Public trust in the handling of the economy can only be restored if Gordon Brown opens up his books for unbiased inspection, say the Lib Dems.
Cable: Books need to be opened
City experts say there is a £10bn "black hole" in the public finances, a claim denied by the chancellor.
Lib Dem spokesman Vince Cable said the public did not know who to believe and the National Audit Office should judge.
Responding to the pre-Budget report, Mr Cable also attacked Labour's "unfair" and over-complicated taxes.
In his report, Mr Brown insisted he was on course to meet his "golden rule" of borrowing only to invest, rather than for day-to-day spending, over the course of the economic cycle.
Mr Cable said people did not know whether to believe the chancellor or the consensus among experts which said the rule would be broken.
"There is an issue of credibility and trust," he said. "We cannot have a continuation of a situation where the chancellor sets his own tests and then marks them.
"What we need is the equivalent of a thorough Ofsted inspection of the government's accounts."

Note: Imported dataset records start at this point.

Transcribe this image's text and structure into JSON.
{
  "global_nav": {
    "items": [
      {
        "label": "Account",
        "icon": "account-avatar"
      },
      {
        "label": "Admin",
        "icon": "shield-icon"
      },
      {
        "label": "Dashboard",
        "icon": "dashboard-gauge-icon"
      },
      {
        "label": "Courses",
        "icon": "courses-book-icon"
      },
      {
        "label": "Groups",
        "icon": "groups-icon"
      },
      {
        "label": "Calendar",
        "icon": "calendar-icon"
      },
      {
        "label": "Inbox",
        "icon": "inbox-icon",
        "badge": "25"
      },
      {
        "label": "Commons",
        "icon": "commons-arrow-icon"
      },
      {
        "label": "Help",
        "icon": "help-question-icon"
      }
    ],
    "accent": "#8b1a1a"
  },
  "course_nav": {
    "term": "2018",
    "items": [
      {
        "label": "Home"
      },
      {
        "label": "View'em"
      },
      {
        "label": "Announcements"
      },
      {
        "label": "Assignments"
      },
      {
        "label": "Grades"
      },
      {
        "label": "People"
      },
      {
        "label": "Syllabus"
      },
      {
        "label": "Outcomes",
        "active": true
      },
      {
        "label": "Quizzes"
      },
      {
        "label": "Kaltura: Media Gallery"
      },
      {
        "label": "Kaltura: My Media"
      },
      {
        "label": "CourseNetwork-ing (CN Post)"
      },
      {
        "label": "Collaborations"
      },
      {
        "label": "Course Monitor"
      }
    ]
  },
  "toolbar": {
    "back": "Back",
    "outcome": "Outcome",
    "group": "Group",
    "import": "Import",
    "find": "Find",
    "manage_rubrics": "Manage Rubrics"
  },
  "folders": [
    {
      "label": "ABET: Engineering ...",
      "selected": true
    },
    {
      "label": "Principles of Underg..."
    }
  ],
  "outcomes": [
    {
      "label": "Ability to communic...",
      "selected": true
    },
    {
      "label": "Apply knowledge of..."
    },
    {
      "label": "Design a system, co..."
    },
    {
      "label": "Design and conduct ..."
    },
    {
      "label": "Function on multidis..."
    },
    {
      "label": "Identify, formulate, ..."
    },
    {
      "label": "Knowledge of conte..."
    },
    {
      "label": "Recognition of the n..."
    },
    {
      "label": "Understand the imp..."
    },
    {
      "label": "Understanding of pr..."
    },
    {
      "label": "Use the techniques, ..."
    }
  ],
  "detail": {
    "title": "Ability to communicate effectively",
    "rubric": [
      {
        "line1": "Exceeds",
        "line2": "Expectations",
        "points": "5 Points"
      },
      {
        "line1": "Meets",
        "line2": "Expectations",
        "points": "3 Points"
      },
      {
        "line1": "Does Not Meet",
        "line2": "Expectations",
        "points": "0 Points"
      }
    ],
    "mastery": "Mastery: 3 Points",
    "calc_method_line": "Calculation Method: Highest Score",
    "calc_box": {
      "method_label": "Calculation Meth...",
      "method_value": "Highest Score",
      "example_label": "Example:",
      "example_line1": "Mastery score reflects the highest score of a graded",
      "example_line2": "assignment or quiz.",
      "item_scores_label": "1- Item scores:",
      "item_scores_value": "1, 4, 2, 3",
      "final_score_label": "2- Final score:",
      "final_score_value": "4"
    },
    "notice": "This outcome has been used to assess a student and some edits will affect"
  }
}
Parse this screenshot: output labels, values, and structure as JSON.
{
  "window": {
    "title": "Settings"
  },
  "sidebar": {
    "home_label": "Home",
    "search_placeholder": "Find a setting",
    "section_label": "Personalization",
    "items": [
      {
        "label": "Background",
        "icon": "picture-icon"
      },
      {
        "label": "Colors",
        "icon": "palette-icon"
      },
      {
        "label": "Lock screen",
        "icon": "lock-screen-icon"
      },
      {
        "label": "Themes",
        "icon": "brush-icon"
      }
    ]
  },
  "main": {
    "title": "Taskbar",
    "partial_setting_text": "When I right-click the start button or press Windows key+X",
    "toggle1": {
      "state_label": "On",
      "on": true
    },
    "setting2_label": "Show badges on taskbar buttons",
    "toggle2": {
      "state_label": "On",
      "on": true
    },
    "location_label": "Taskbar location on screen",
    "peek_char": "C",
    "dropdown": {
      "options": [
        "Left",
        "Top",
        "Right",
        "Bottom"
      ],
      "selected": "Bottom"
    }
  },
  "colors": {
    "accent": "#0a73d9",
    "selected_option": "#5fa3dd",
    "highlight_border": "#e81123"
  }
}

He asked what the government had to hide.
Mr Cable also accused the chancellor of ducking tough choices.
He argued: "There are serious challenges ahead from the falling dollar and from the rapid downturn in the UK housing market and rising personal debt. But they have not been confronted."
Mr Brown confirmed he was setting aside another £520m for the conflicts in Iraq and Afghanistan.
Mr Cable compared that new cost with the £500m needed for Britain's role in the entire first Gulf War - when 80% of the bill had been met through help from European and Arab nations.
He suggested keeping British troops in Iraq could cost another £1bn with the government also planning to spend at least £3bn for identity cards.
The current economic climate meant Britain could not afford the "reckless, George Bush-style tax cutting spree" planned by the Tories, he said.
Instead, what was needed was simple and fair taxation rather than the "complete mess" produced by Mr Brown's endless tinkering.
Mr Cable said 40% of all pensioners were now paying marginal tax rates of 50%.
And one-and-a-half million hard working families were paying 60% marginal tax rates.
With that record, he asked why ministers attacked Lib Dem plans for a new 50% tax rate for the "very rich" - those earning more than £100,000 a year.
Mr Brown earmarked £1bn to help keep down council tax rises next year.
But the Lib Dem spokesman questioned whether that money was being found from cuts to education and health.
He urged the government to scrap the "grossly unfair" tax completely. The Lib Dems want it replaced with a local income tax.
In response, Mr Brown stressed the Iraq money came from a reserve funds.
It was because he had rejected previous Lib Dem proposals, such as scrapping the New Deal, that Britain's economy was successful, claimed Mr Brown.